ENTRIES PROVIDED: Begin
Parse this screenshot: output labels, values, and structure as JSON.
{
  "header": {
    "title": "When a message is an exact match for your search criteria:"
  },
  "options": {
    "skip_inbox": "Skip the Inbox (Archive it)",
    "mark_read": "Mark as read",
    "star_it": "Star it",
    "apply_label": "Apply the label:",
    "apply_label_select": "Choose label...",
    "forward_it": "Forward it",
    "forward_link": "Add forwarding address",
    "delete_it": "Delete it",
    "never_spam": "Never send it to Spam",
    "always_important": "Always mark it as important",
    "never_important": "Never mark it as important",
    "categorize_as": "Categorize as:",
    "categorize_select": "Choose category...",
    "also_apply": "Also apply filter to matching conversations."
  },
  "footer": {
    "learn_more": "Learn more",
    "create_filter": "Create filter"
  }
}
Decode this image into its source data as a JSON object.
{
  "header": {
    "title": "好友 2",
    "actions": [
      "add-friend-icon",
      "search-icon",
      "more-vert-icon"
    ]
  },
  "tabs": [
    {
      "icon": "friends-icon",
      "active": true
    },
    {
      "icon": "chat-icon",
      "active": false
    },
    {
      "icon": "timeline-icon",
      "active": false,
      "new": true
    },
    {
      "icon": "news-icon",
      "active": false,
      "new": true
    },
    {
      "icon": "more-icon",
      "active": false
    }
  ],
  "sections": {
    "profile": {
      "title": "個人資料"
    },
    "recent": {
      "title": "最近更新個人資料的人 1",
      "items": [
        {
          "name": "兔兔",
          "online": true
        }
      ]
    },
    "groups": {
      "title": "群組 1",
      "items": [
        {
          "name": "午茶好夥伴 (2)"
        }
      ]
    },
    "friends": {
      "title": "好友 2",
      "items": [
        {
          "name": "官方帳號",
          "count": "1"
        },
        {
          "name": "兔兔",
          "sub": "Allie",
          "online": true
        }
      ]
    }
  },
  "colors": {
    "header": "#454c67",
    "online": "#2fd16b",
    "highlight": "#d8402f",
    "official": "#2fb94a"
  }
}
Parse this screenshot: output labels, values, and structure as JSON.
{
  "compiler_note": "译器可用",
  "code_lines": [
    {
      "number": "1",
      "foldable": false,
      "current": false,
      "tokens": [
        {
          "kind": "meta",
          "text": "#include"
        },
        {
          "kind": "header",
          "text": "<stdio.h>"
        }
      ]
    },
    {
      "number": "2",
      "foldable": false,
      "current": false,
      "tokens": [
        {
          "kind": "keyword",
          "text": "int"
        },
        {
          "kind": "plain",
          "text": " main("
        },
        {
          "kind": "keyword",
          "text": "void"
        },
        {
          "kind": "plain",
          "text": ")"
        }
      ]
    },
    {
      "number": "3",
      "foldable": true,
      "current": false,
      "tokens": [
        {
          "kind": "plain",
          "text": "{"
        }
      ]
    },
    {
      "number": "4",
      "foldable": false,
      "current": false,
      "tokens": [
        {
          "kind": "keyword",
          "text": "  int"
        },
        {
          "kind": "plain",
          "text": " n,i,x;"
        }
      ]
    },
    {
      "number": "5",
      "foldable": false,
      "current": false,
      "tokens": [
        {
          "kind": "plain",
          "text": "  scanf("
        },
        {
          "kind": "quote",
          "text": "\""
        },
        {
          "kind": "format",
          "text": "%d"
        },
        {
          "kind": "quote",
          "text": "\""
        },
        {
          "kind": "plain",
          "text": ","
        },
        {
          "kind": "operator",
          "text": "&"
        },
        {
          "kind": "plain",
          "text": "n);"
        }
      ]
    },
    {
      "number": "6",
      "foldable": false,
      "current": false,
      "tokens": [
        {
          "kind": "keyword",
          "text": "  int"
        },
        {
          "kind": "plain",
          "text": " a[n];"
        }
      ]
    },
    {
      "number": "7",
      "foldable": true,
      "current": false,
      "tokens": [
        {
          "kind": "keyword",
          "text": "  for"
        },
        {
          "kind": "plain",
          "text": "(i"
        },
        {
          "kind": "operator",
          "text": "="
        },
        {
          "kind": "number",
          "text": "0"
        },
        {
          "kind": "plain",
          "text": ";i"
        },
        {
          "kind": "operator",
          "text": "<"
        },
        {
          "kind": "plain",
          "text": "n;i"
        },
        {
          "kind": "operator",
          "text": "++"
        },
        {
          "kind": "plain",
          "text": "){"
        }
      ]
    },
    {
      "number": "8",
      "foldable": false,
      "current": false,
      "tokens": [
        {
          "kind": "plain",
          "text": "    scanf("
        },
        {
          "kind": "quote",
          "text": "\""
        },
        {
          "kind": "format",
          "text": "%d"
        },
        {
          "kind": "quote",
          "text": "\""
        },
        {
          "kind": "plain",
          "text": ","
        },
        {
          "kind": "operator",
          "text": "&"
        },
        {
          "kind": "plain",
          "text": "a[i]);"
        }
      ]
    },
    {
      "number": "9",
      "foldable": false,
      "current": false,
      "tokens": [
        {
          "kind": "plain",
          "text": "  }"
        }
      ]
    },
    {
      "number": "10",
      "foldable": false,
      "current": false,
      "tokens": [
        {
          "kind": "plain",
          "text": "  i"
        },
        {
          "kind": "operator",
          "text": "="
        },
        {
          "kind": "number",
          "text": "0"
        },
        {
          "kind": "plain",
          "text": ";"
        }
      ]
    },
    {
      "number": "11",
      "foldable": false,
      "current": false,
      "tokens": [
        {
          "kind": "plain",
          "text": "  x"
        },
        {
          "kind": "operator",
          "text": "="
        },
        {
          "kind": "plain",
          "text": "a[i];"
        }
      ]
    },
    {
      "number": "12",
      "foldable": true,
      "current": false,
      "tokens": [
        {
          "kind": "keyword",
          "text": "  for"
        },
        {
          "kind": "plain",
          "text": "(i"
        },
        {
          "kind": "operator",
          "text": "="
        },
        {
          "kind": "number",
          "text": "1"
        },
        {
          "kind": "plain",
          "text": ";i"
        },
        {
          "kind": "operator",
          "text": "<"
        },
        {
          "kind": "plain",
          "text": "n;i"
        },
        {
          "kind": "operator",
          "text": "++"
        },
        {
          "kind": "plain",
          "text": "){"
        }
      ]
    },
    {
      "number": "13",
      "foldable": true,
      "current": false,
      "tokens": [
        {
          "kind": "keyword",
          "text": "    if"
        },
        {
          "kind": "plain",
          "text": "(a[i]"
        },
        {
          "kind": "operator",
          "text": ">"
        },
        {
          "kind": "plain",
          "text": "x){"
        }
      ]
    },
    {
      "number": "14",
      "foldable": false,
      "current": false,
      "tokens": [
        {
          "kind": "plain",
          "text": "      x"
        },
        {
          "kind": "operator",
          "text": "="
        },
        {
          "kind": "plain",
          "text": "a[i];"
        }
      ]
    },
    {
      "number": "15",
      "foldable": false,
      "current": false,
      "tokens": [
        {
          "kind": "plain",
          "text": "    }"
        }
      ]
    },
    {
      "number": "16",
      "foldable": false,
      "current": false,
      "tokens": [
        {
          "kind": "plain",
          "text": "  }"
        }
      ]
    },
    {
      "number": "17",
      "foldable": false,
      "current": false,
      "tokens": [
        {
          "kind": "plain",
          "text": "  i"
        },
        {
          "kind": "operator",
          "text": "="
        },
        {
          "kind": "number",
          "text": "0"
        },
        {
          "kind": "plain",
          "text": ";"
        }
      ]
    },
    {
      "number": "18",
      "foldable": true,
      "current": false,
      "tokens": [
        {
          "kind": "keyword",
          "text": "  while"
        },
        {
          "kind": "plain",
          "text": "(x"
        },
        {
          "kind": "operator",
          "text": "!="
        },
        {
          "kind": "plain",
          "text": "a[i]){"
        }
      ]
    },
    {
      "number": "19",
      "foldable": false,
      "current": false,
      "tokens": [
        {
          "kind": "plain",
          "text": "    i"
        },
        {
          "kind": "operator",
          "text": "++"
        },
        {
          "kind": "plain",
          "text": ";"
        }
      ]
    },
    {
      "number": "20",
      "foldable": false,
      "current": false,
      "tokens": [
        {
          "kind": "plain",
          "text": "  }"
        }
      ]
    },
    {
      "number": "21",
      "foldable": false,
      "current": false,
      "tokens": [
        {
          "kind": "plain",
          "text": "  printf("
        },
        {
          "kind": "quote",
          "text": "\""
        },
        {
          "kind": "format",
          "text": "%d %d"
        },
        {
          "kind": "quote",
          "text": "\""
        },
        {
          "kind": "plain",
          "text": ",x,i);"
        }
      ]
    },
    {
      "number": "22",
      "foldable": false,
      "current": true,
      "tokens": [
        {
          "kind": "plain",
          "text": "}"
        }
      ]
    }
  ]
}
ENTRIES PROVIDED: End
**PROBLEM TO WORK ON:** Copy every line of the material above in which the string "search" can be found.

**WORKED SOLUTION:**
    "title": "When a message is an exact match for your search criteria:"
      "search-icon",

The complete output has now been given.